**Task goal**
Pick each line that has "username" out of the records.

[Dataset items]
════

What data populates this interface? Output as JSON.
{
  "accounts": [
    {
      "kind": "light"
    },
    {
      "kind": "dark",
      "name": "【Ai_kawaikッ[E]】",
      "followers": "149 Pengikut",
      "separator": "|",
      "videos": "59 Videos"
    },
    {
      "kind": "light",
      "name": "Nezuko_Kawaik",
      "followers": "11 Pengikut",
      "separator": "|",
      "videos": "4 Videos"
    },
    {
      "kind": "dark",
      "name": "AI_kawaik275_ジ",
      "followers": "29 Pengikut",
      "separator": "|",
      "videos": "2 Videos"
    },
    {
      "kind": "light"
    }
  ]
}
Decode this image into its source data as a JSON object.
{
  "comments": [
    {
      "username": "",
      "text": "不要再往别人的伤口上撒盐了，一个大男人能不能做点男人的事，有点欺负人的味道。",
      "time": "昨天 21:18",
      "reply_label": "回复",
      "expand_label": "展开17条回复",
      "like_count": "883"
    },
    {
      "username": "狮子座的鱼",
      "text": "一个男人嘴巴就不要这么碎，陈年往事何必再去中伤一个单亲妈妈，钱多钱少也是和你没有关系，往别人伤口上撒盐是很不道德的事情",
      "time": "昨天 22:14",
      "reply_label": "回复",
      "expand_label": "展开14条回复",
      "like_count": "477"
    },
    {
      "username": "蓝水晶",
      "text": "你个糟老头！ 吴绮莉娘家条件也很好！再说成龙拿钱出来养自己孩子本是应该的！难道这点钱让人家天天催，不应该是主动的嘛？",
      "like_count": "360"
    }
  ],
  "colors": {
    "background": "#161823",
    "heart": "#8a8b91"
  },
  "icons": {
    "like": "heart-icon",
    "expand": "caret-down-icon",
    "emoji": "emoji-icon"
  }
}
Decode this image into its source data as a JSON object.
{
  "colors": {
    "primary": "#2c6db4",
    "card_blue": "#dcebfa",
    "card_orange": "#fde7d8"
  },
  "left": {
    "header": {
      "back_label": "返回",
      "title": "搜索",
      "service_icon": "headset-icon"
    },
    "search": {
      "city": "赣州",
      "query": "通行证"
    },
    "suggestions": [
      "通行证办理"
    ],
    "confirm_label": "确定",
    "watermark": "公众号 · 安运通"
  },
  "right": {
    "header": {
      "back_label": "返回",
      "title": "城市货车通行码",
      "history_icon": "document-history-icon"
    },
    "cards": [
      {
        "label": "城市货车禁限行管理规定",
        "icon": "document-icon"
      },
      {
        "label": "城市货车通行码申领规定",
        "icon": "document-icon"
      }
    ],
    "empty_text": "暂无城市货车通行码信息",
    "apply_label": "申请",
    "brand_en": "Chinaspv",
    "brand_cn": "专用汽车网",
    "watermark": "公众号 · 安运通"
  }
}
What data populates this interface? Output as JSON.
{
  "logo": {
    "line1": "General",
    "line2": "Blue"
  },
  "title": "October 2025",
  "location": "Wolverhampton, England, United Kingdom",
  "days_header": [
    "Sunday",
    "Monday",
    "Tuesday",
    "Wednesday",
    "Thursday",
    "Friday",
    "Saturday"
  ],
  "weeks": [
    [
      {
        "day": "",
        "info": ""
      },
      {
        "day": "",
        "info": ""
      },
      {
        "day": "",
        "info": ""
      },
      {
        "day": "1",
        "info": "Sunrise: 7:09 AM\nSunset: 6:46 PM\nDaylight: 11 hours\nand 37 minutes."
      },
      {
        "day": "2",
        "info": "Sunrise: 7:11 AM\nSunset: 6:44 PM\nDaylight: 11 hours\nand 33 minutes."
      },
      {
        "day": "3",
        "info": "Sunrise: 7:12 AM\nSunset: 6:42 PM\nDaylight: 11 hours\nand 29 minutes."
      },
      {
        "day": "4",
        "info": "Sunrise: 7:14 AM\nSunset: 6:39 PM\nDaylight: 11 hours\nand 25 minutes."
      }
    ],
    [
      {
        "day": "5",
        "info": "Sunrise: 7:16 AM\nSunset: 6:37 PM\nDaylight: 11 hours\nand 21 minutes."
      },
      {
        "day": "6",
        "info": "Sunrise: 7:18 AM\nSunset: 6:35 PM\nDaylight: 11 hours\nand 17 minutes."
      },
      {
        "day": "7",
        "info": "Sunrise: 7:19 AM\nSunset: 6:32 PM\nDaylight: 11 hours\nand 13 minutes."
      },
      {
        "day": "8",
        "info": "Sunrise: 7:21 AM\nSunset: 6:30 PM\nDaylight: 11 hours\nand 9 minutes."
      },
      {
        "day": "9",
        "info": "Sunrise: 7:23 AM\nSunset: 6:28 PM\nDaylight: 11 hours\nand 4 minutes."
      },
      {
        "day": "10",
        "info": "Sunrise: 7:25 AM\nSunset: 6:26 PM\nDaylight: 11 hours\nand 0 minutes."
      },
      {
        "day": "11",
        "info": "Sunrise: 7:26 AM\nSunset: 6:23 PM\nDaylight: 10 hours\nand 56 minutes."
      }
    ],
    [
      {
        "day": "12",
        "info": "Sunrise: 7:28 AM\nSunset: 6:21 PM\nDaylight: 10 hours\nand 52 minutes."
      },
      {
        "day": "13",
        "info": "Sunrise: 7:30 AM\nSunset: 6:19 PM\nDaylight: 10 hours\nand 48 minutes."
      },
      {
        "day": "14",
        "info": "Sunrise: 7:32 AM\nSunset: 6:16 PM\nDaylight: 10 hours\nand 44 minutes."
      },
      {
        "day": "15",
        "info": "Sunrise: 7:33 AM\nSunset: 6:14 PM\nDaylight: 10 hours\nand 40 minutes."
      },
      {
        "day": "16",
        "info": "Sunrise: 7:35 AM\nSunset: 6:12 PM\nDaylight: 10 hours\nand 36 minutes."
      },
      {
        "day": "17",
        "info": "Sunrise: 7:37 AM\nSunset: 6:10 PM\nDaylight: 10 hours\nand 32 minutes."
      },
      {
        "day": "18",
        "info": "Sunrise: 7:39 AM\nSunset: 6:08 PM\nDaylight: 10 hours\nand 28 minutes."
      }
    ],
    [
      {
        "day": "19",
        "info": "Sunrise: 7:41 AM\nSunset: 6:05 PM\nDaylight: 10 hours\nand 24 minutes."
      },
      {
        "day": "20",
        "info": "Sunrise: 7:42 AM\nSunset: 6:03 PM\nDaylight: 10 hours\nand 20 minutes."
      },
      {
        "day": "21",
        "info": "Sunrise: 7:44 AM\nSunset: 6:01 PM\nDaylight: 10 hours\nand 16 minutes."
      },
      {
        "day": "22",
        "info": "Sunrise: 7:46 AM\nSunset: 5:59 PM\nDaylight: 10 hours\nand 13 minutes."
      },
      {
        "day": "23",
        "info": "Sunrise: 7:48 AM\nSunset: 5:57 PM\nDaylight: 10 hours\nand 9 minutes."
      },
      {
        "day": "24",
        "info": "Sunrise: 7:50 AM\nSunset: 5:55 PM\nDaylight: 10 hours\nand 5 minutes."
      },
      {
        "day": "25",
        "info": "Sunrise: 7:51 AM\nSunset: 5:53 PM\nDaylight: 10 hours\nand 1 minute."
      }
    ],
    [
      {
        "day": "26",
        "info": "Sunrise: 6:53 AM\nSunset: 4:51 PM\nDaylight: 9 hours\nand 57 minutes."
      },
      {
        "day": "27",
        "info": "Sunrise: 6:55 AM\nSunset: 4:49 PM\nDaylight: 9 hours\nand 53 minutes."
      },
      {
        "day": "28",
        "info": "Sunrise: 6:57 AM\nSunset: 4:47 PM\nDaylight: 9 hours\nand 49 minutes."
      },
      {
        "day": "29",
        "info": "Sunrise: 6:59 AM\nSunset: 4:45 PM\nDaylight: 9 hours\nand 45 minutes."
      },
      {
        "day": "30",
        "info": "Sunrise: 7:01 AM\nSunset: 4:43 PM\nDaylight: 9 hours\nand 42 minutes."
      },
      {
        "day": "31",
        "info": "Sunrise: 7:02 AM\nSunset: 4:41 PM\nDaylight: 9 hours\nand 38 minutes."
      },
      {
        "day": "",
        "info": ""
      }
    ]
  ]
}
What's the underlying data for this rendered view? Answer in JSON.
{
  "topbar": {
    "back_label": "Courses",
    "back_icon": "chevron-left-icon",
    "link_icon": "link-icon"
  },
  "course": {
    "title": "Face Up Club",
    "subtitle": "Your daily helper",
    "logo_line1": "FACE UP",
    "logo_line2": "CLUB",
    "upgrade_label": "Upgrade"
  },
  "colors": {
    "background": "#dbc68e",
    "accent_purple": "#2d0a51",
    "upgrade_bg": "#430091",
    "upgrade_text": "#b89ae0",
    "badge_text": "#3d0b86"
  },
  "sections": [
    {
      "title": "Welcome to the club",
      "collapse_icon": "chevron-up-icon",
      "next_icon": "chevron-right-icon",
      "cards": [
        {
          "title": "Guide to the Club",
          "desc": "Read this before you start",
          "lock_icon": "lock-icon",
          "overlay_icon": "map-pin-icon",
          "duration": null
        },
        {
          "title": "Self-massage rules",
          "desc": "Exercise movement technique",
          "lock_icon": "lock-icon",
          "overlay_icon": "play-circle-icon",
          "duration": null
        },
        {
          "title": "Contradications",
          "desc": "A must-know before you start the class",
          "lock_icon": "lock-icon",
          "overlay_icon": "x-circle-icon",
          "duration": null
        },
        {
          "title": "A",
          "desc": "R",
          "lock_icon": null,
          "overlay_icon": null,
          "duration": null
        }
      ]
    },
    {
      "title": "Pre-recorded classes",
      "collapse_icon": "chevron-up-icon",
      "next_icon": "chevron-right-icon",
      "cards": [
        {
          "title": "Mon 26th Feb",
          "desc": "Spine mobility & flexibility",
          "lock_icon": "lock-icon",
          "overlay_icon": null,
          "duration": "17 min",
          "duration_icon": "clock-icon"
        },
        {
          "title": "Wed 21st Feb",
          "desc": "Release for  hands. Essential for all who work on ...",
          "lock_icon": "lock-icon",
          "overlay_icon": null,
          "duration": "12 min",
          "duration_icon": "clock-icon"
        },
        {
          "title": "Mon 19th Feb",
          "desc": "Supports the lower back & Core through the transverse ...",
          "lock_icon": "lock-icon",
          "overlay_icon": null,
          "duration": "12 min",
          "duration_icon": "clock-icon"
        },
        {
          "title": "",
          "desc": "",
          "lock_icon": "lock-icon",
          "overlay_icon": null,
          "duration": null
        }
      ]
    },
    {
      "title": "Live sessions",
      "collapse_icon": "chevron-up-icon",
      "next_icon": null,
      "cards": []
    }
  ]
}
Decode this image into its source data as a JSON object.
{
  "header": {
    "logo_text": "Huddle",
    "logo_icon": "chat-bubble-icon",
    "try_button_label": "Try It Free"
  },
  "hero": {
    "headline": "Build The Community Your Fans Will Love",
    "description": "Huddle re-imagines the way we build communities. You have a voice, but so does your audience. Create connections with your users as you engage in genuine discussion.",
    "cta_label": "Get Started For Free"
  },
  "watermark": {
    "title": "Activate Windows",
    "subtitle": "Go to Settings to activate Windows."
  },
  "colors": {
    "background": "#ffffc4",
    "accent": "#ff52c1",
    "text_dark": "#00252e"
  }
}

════

**Answer to this task**
      "username": "",
      "username": "狮子座的鱼",
      "username": "蓝水晶",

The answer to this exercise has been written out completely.